But if this is the case, then imo, it won't really matter AT LEAST IN THE NEAR TERM, what the ENER's solar production capacity is or will be, or how great the merits of ENER's propretary technology is. None of that will really matter as far as the stock price is concerned in the near term.
Fundamentals are important. But it's also important to understand how the market works. imo.
Btw, I currently have no position in ENER. No shares.
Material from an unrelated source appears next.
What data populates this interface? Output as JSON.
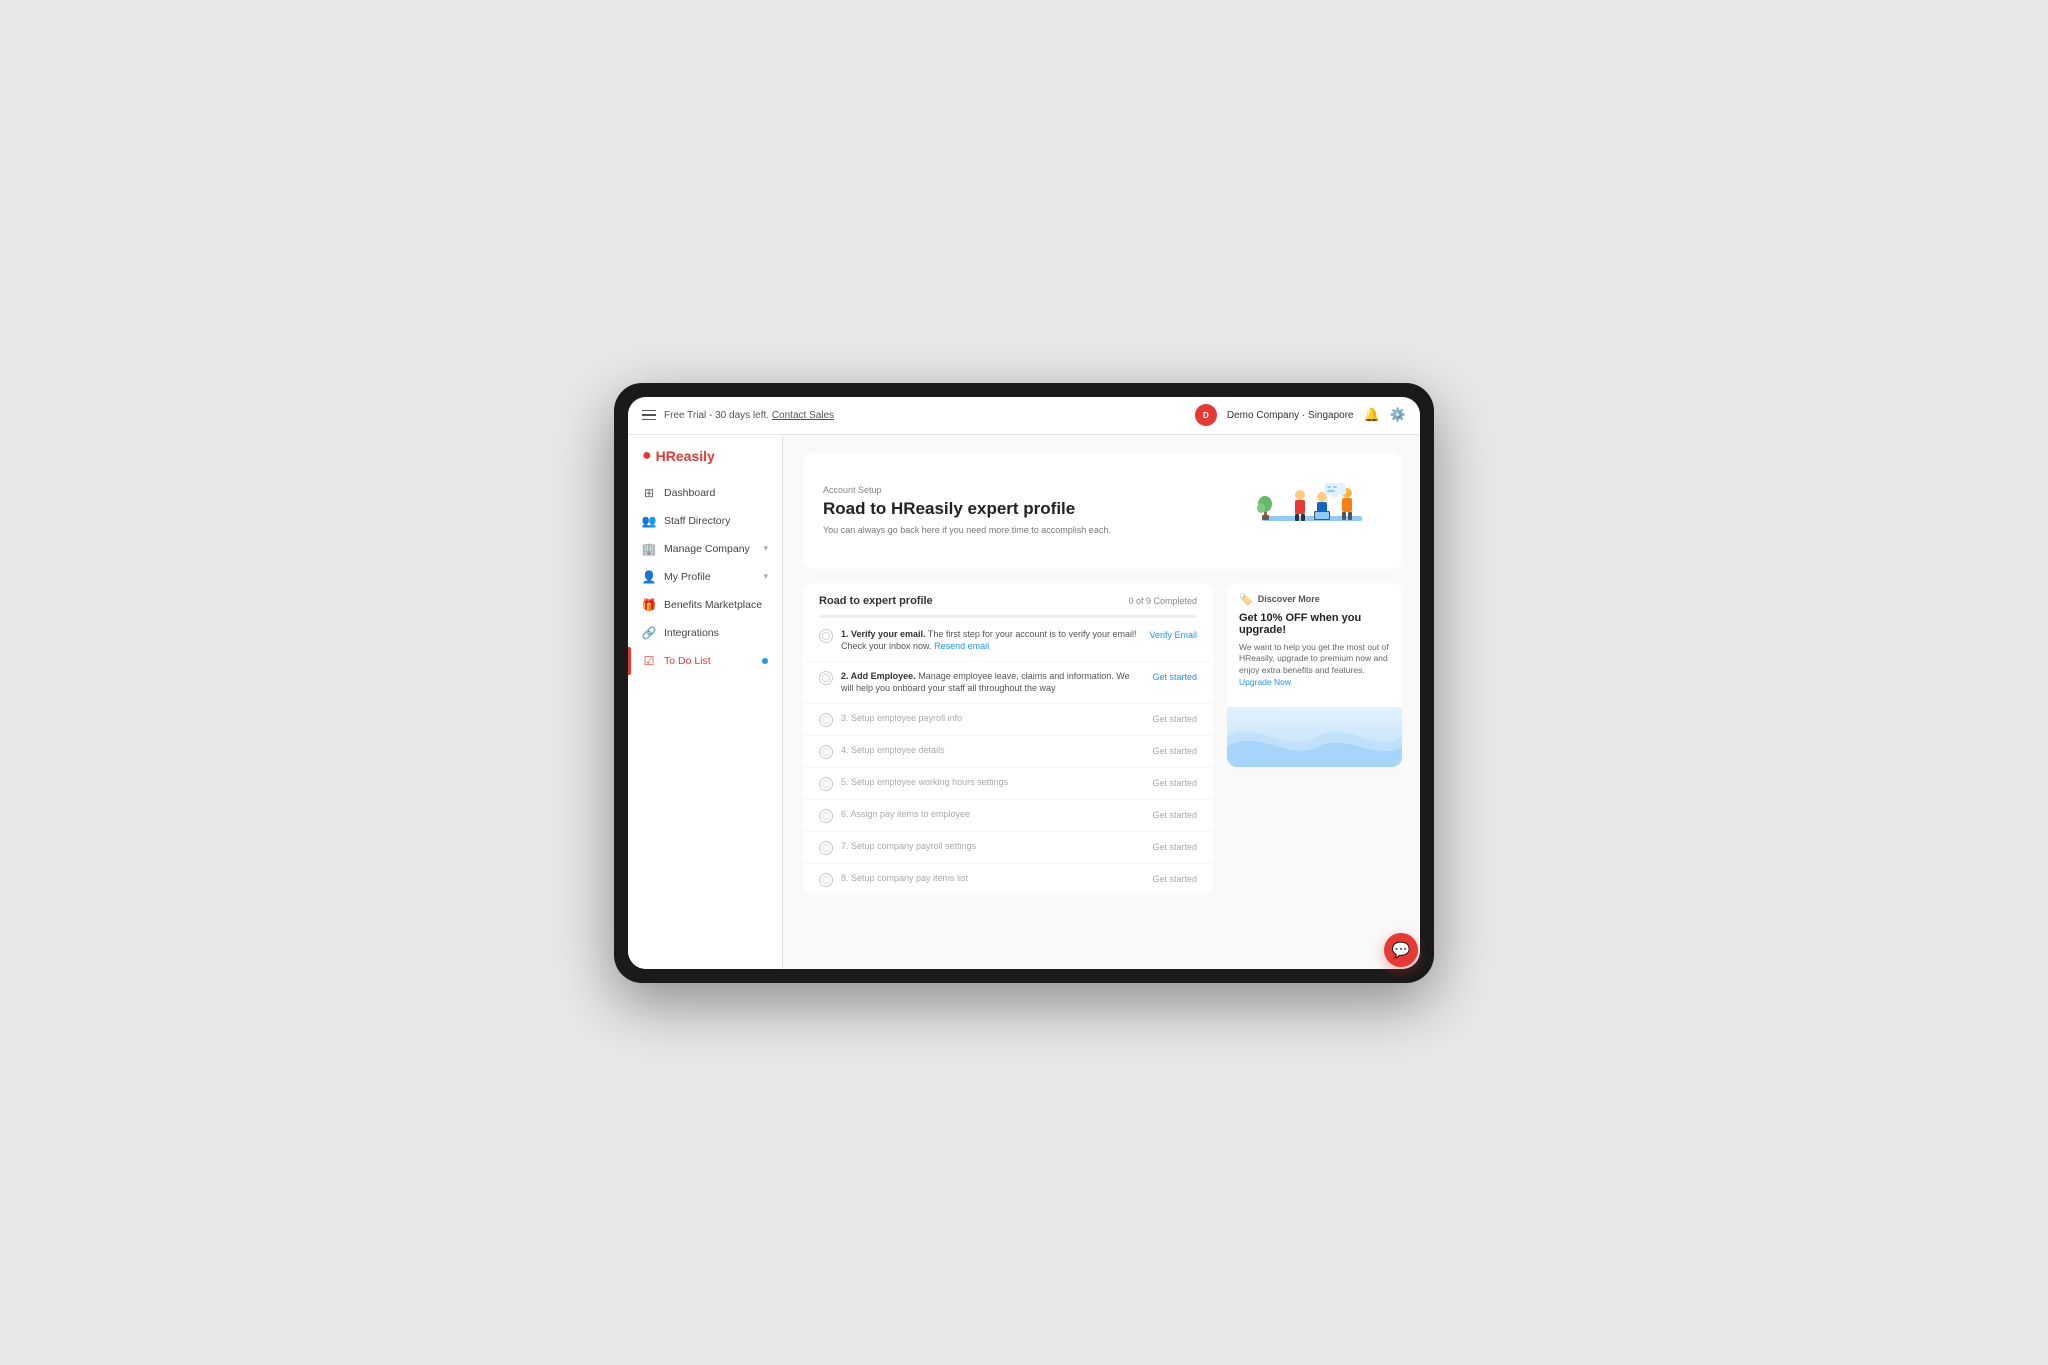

No options.
(I'm tempted to take up a short position, but right now, a possible takeover of Cobays by GM makes it too risky for me.)
Short or long, good luck to all of you either way.
Text of remarks given by Mark Fields, executive vice president, Ford Motor Company, and president, The Americas, at the conference last week:
The legislation to channel federal funds to auto/auto parts makers is already in place. All we need now is appropriations to fund the mandates.
But given the recent defeat of a bill in Congress to repeal the tax break on oil companies, it looks like substantial federal funding won't come until at least November. If the Democrats capture the White House and a greater majority in Congress in the 08 elections, then maybe there's hope for HEVs in the US yet. Otherwise, US automakers are finished.
The Japanese and Europeans will eat their lunch.
"A major federal commitment to advance the development of the battery technology that will power these cars is needed for plug-ins to take off..."
"the biggest funding boost is needed in the development of batteries. "
"Bold and dramatic incentives are specifically needed for the development of high-power batteries"
"We must ensure that we have a domestic battery supply."
... but it looks to me like they just put a five-year ceiling on the price-per-share.
The prospectus makes it pretty clear, imo :
The existence of the share lending agreements and the short positions established in connection with the sale of the notes and potentially certain of our other securities could have the effect of causing the market price of our common stock to be lower over the term of the share lending agreement than it would have been had we not entered into the agreement.
FWIW, I'm expressing a sentiment with this post. (I usually don't.)
... something like:
"The secondary is pricing on Wednesday, and if it's anywhere 70 then it's a buy because this thing is going higher."
Let's see if he's right.
Personally, I'm somewhat skeptical.
I re-read pages 252-255 in Cramer's "Real Money" over the weekend.
Oil prices are at record highs. The overwhelming dependence of our cars and trucks on oil strains family budgets, threatens our national security and contributes to global warming. Plug-in electric vehicles have the potential to significantly reduce the United States’ dependence on oil. Yet can this potential be realized? If so, how? Is there a national interest in putting millions of plug-in vehicles on the road soon? How should policymakers in Washington, D.C., respond?
The last link is worth a read.
the guy in the White House for the past 8 years IS Forrest Gump.